Excavator-based processor operator productivity and cost analysis in Zululand, South Africa
Operator impact on productivity and cost using similar processor machines was addressed in this case study. The study had two objectives: (1) determine the extent of operator productivity variation between six processor operators in a harvesting operation; and (2) determine potential cost implications associated with operator productivity variation. The study was carried out on the Zululand coastal plains near Kwambonambi. A multistem mechanised harvesting system, working in Eucalyptus grandis × camaldulensis pulpwood stands (with an average rotation length of seven years) was observed. The operators had all been operating their respective processors for 18 months; i.e. since the inception of the harvesting operation and had received similar in-house training. Time studies were carried out on the processors' cycle times, and note taken of the respective operators working the machines during the time studies. Cycle time for each machine was measured as the time between a delimbed and debarked tree length leaving the processor head and the following tree length leaving the head. The required number of observations per processor was determined by cycle time and work element time variation. It was found that operators varied by up to 58% in terms of productivity, 24% in terms of utilisation and 70% in terms of cost.

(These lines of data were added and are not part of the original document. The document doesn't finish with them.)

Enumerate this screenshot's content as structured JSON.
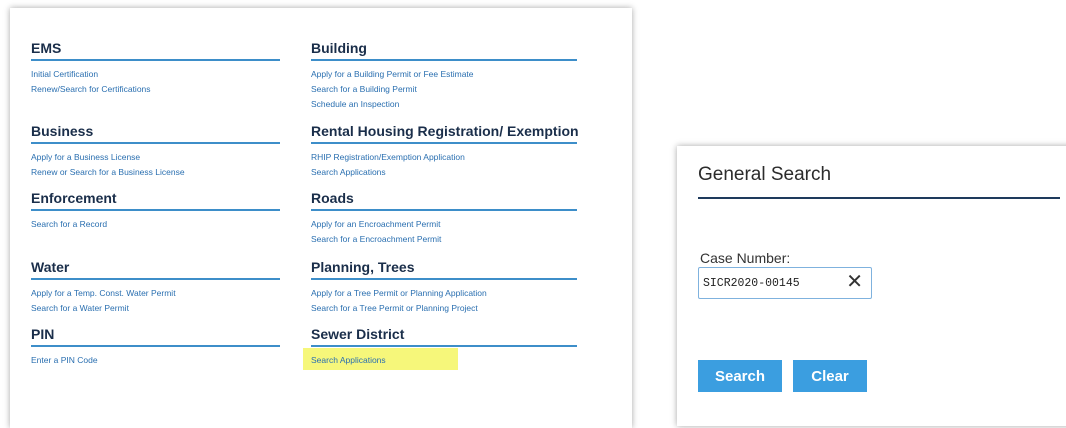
{
  "services": {
    "ems": {
      "title": "EMS",
      "links": [
        "Initial Certification",
        "Renew/Search for Certifications"
      ]
    },
    "business": {
      "title": "Business",
      "links": [
        "Apply for a Business License",
        "Renew or Search for a Business License"
      ]
    },
    "enforcement": {
      "title": "Enforcement",
      "links": [
        "Search for a Record"
      ]
    },
    "water": {
      "title": "Water",
      "links": [
        "Apply for a Temp. Const. Water Permit",
        "Search for a Water Permit"
      ]
    },
    "pin": {
      "title": "PIN",
      "links": [
        "Enter a PIN Code"
      ]
    },
    "building": {
      "title": "Building",
      "links": [
        "Apply for a Building Permit or Fee Estimate",
        "Search for a Building Permit",
        "Schedule an Inspection"
      ]
    },
    "rental": {
      "title": "Rental Housing Registration/ Exemption",
      "links": [
        "RHIP Registration/Exemption Application",
        "Search Applications"
      ]
    },
    "roads": {
      "title": "Roads",
      "links": [
        "Apply for an Encroachment Permit",
        "Search for a Encroachment Permit"
      ]
    },
    "planning": {
      "title": "Planning, Trees",
      "links": [
        "Apply for a Tree Permit or Planning Application",
        "Search for a Tree Permit or Planning Project"
      ]
    },
    "sewer": {
      "title": "Sewer District",
      "links": [
        "Search Applications"
      ]
    }
  },
  "general_search": {
    "title": "General Search",
    "case_label": "Case Number:",
    "case_value": "SICR2020-00145",
    "clear_glyph": "✕",
    "search_button": "Search",
    "clear_button": "Clear"
  },
  "colors": {
    "heading": "#1a2e4a",
    "link": "#2a6fb0",
    "underline": "#3d8ec9",
    "highlight": "#f6f77a",
    "button": "#3b9ee0"
  }
}
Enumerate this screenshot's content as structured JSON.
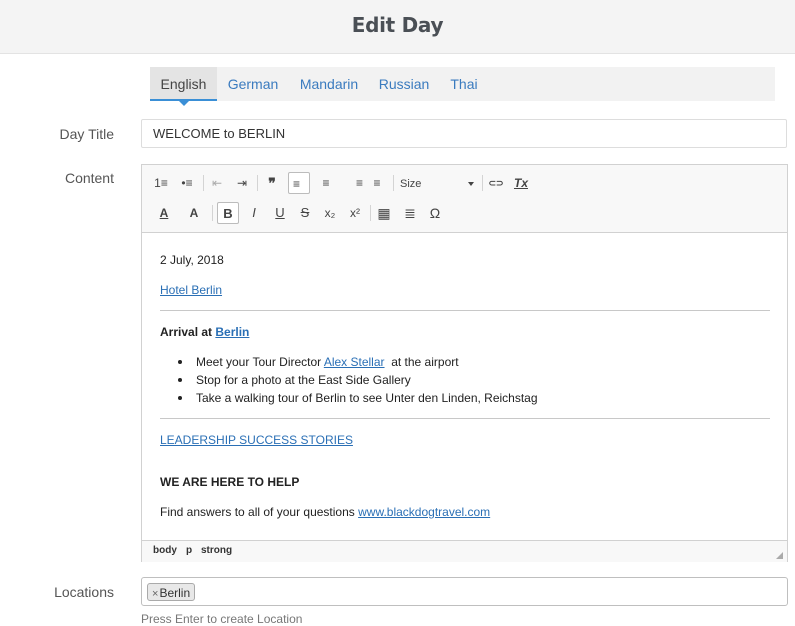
{
  "header": {
    "title": "Edit Day"
  },
  "tabs": [
    "English",
    "German",
    "Mandarin",
    "Russian",
    "Thai"
  ],
  "labels": {
    "day_title": "Day Title",
    "content": "Content",
    "locations": "Locations"
  },
  "day_title_value": "WELCOME to BERLIN",
  "toolbar": {
    "size_label": "Size",
    "glyphs": {
      "numbered_list": "1≡",
      "bullet_list": "•≡",
      "outdent": "⇤",
      "indent": "⇥",
      "blockquote": "❞",
      "align_left": "≡",
      "align_center": "≡",
      "align_right": "≡",
      "justify": "≡",
      "link": "⊂⊃",
      "remove_format": "Tx",
      "text_color": "A",
      "bg_color": "A",
      "bold": "B",
      "italic": "I",
      "underline": "U",
      "strike": "S",
      "subscript": "x₂",
      "superscript": "x²",
      "table": "▦",
      "hr": "≣",
      "special_char": "Ω"
    }
  },
  "content": {
    "date": "2 July, 2018",
    "hotel_link": "Hotel Berlin",
    "arrival_prefix": "Arrival at",
    "arrival_link": "Berlin",
    "bullets": {
      "item1_prefix": "Meet your Tour Director",
      "item1_link": "Alex Stellar",
      "item1_suffix": "at the airport",
      "item2": "Stop for a photo at the East Side Gallery",
      "item3": "Take a walking tour of Berlin to see Unter den Linden, Reichstag"
    },
    "leadership_link": "LEADERSHIP SUCCESS STORIES",
    "help_heading": "WE ARE HERE TO HELP",
    "find_prefix": "Find answers to all of your questions",
    "website_link": "www.blackdogtravel.com"
  },
  "statusbar": {
    "path": [
      "body",
      "p",
      "strong"
    ]
  },
  "locations": {
    "chips": [
      "Berlin"
    ],
    "remove_glyph": "×",
    "hint": "Press Enter to create Location"
  }
}
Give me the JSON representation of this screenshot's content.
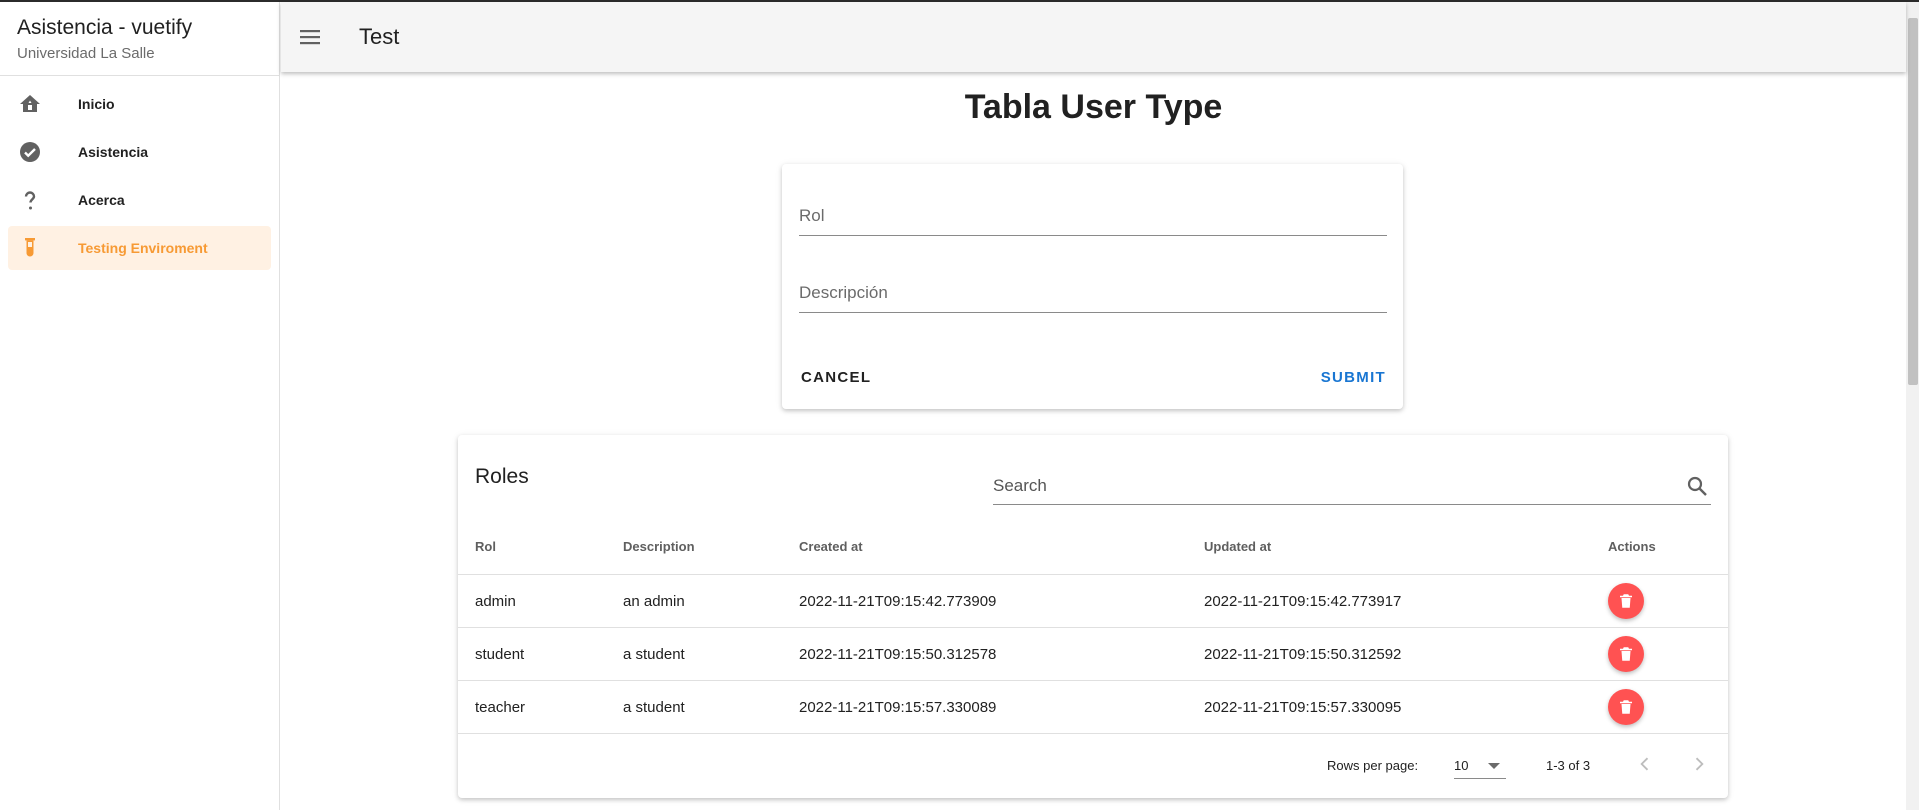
{
  "sidebar": {
    "title": "Asistencia - vuetify",
    "subtitle": "Universidad La Salle",
    "items": [
      {
        "label": "Inicio",
        "icon": "home-icon"
      },
      {
        "label": "Asistencia",
        "icon": "check-circle-icon"
      },
      {
        "label": "Acerca",
        "icon": "help-icon"
      },
      {
        "label": "Testing Enviroment",
        "icon": "test-tube-icon",
        "active": true
      }
    ]
  },
  "appbar": {
    "title": "Test",
    "menu_icon": "menu-icon"
  },
  "page": {
    "title": "Tabla User Type"
  },
  "form": {
    "rol_placeholder": "Rol",
    "descripcion_placeholder": "Descripción",
    "cancel_label": "CANCEL",
    "submit_label": "SUBMIT"
  },
  "table": {
    "title": "Roles",
    "search_placeholder": "Search",
    "headers": [
      "Rol",
      "Description",
      "Created at",
      "Updated at",
      "Actions"
    ],
    "rows": [
      {
        "rol": "admin",
        "description": "an admin",
        "created_at": "2022-11-21T09:15:42.773909",
        "updated_at": "2022-11-21T09:15:42.773917"
      },
      {
        "rol": "student",
        "description": "a student",
        "created_at": "2022-11-21T09:15:50.312578",
        "updated_at": "2022-11-21T09:15:50.312592"
      },
      {
        "rol": "teacher",
        "description": "a student",
        "created_at": "2022-11-21T09:15:57.330089",
        "updated_at": "2022-11-21T09:15:57.330095"
      }
    ],
    "footer": {
      "rows_per_page_label": "Rows per page:",
      "rows_per_page_value": "10",
      "range_text": "1-3 of 3"
    }
  },
  "colors": {
    "accent": "#f79a34",
    "active_bg": "#fff1e3",
    "submit": "#1976d2",
    "delete": "#ff5252"
  }
}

The potential difference in cost between using the cheapest operator and the most expensive operator was R9.34 m -3, R4 438 d -1 and R1 384 752 y -1. © 2011 Copyright NISC (Pty) Ltd.